The Americans arranged a three-day workshop for us, and during it we had physical exams to check to make sure we had no contagious or chronic diseases. Because I had no family or relatives in America, a representative of a Roman Catholic charity in New Jersey contacted me and told me that my children and I would be received by them in New Jersey.
One rainy day in August we reached America. At the Philadelphia Airport we found two Americans from the charity and an Iraqi woman translator waiting for us. They took us to the charity’s headquarters in Camden where Mrs. Cathy, the head of organization, welcomed us. She had rented an apartment for us in Gloucester, paying the rent in advance for three months. They also provided us with food vouchers.
Some of our new neighbors, though, did not like having Arab Muslims near them, and a woman who lived on the ground floor started harassing us every day. She would turn up the volume of her TV till it was really loud and leave it like that all night long. At six in the morning she would play the childish prank of ringing our doorbell. She would drop metal weights her husband used for physical training really hard on the floor, making our whole apartment shake. After I discovered her taking photos of my children with her mobile phone, I became so frightened and furious that I complained to the woman who managed the apartment complex. She wasn’t able to stop the woman’s harassment, and I contacted the police. My tormentor told the officer that her husband had been deployed to fight in Iraq and that since we were Iraqis we should be killed. Then the policeman merely smiled and did not write her up. So I was obliged to move to another apartment far away from her.
Now I live somewhere else, but even so it isn’t easy being a Muslim woman who wears a headscarf in America. Many people, knowing nothing about me, assume I’m a terrorist.
The limit of their knowledge about Islam is the distorted picture some media outlets continue to broadcast every day. My one request is that people should not hate other people simply because they differ in appearance, complexion, race, or creed.
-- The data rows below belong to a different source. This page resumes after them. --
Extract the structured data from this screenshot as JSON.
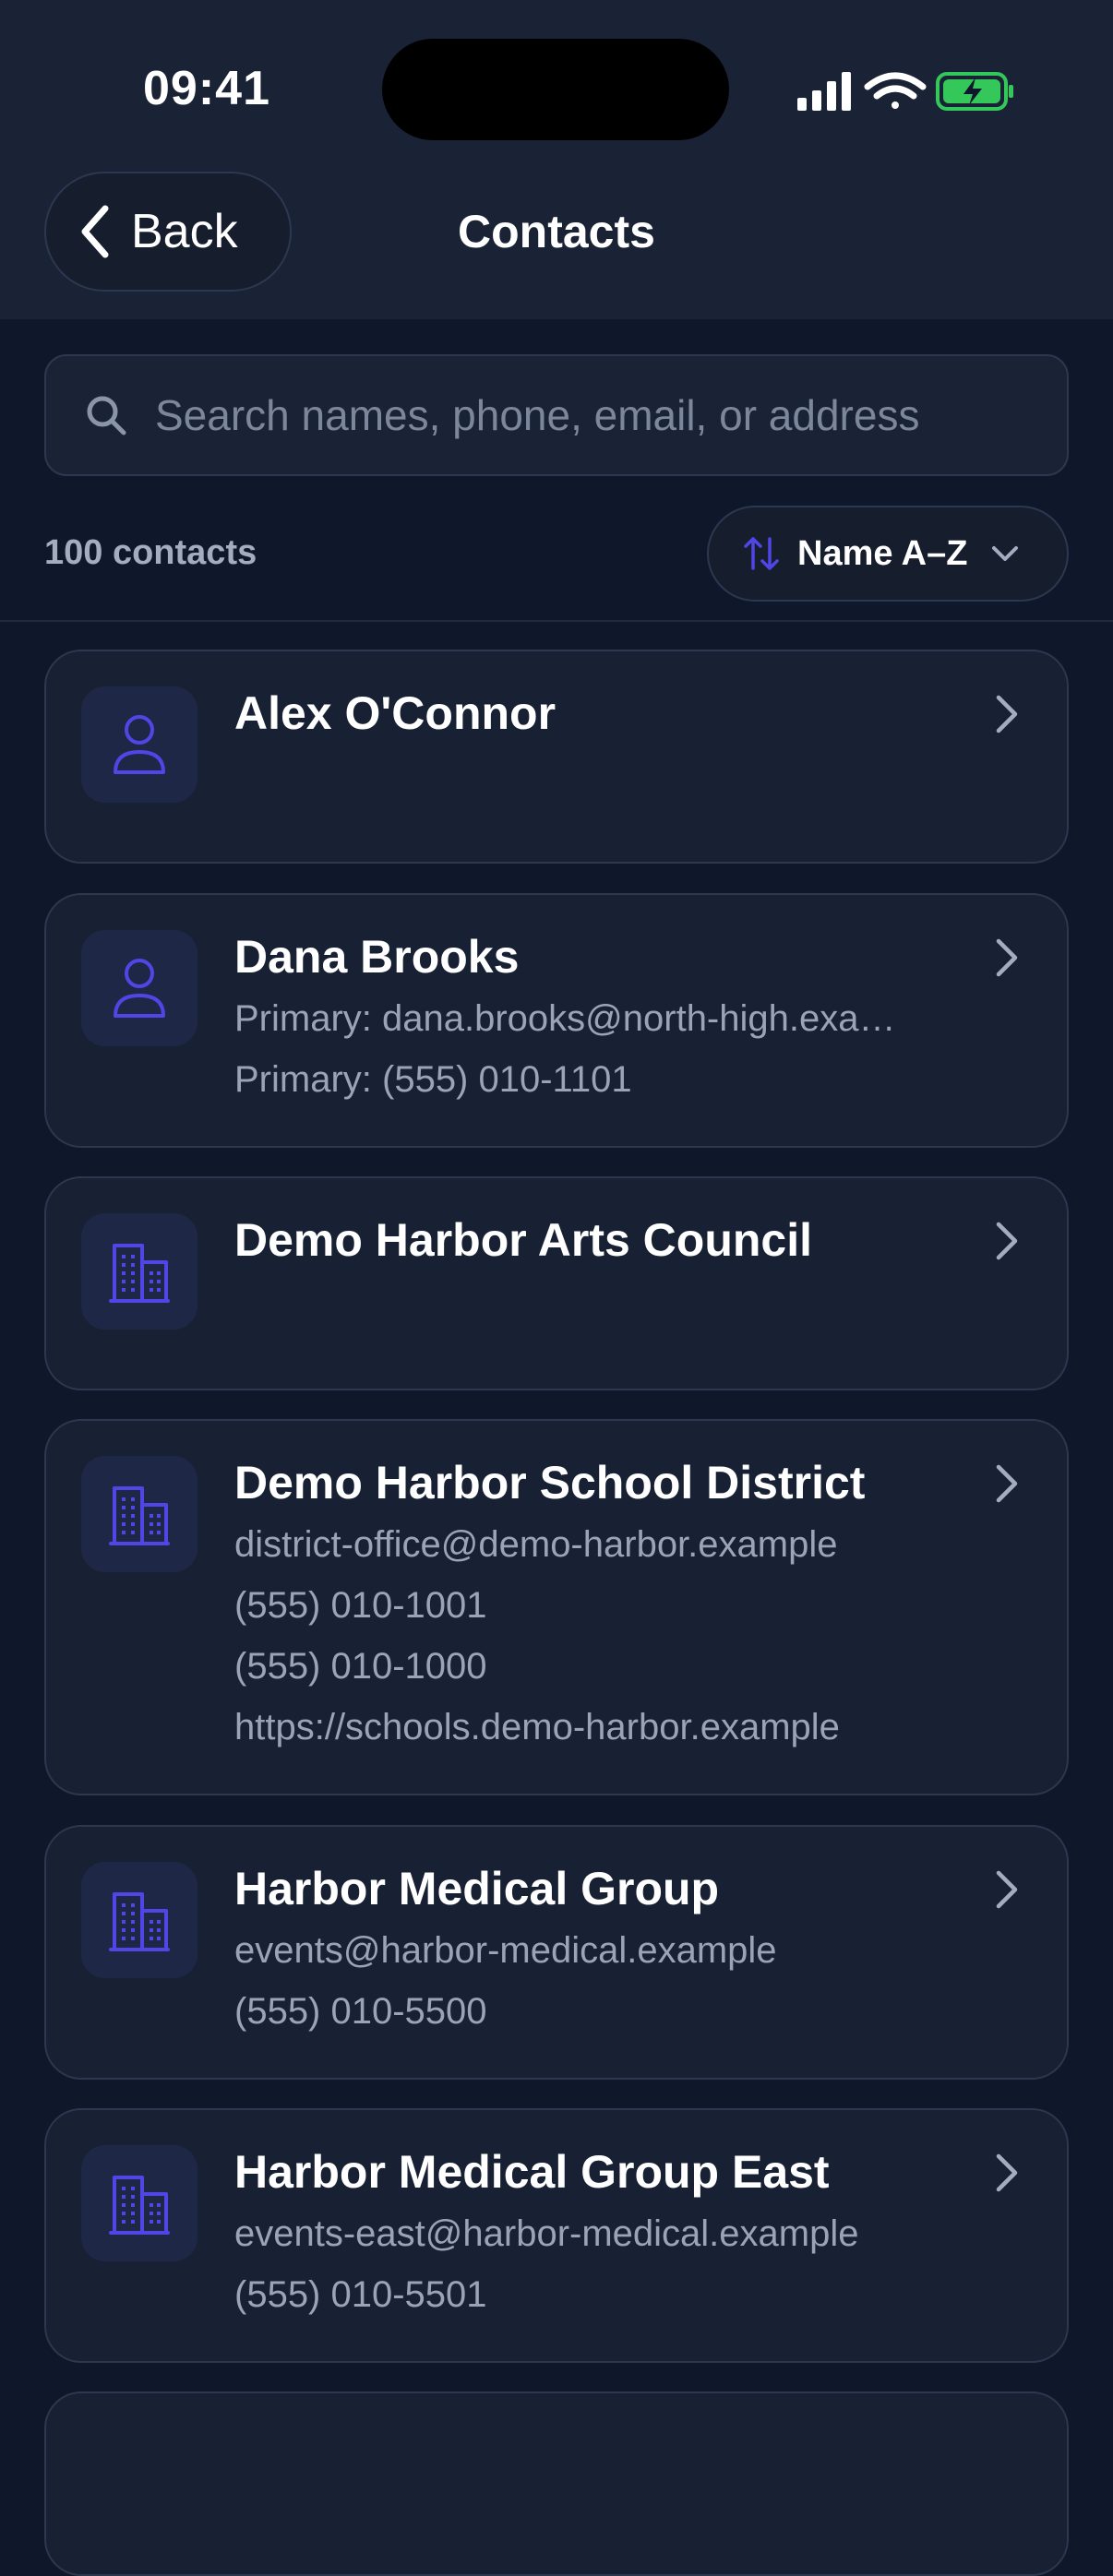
{
  "status": {
    "time": "09:41"
  },
  "nav": {
    "back_label": "Back",
    "title": "Contacts"
  },
  "search": {
    "placeholder": "Search names, phone, email, or address"
  },
  "list_meta": {
    "count_label": "100 contacts",
    "sort_label": "Name A–Z"
  },
  "colors": {
    "accent": "#4f46e5",
    "background": "#0f172a",
    "card": "#182133",
    "battery": "#34c759"
  },
  "contacts": [
    {
      "name": "Alex O'Connor",
      "icon": "person-icon",
      "lines": []
    },
    {
      "name": "Dana Brooks",
      "icon": "person-icon",
      "lines": [
        "Primary: dana.brooks@north-high.exa…",
        "Primary: (555) 010-1101"
      ]
    },
    {
      "name": "Demo Harbor Arts Council",
      "icon": "building-icon",
      "lines": []
    },
    {
      "name": "Demo Harbor School District",
      "icon": "building-icon",
      "lines": [
        "district-office@demo-harbor.example",
        "(555) 010-1001",
        "(555) 010-1000",
        "https://schools.demo-harbor.example"
      ]
    },
    {
      "name": "Harbor Medical Group",
      "icon": "building-icon",
      "lines": [
        "events@harbor-medical.example",
        "(555) 010-5500"
      ]
    },
    {
      "name": "Harbor Medical Group East",
      "icon": "building-icon",
      "lines": [
        "events-east@harbor-medical.example",
        "(555) 010-5501"
      ]
    }
  ]
}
We all share a common humanity; that’s the important thing.
Translated by William M. Hutchins
Kawkab Hamza كوكب حمزة ـ أغنية بساتين البنفسج.mp3